Brendon McCullum then came out to bat in the second power play that yielded 42 runs for Williamson’s wicket, and he had two near escapes with Rohit Sharma failing to run him out in the 43rd over.
Then, two balls later, Shami dropped him at long on. The Black Caps skipper was on 18 at that time and went on to score 23 runs (18 balls, one four, one six) before offering a straight catch to Rohit off Kohli (1-36) in the very next over.
Thereafter, Taylor got to his second consecutive hundred in the series, and his 10th overall, following up from an unbeaten 112 in the fourth ODI at Hamilton.
He got to the milestone in the 48th over, off 105 balls, with 10 fours and one six. He was out immediately afterwards, caught in the deep Shikhar Dhawan off Shami off the very next ball.
With only a few balls remaining, Luke Ronchi (11 not out, 5 balls, two fours) and Neesham (34 not out, 19 balls, three fours, two sixes) threw their bats around in a bid to garner quick runs.
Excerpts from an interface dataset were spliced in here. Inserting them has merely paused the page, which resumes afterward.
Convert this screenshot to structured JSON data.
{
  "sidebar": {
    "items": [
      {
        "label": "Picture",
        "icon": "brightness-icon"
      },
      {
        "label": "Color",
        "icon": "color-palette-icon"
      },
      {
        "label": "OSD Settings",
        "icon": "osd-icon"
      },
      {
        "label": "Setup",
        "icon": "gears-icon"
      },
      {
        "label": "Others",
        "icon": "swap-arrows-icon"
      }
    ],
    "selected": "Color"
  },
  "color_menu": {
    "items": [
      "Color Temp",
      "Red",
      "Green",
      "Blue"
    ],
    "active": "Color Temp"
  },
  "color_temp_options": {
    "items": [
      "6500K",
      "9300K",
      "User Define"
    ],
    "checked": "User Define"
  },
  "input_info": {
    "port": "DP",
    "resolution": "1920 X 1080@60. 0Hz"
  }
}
Particularly the latter, as he took 17 runs off the 50th over bowled by Shami as the 300-run mark came up.
The Indian death bowling was up to the mark leading up to that moment but still ended up giving away 91 runs in the last 10 overs.
© Cricket World 2014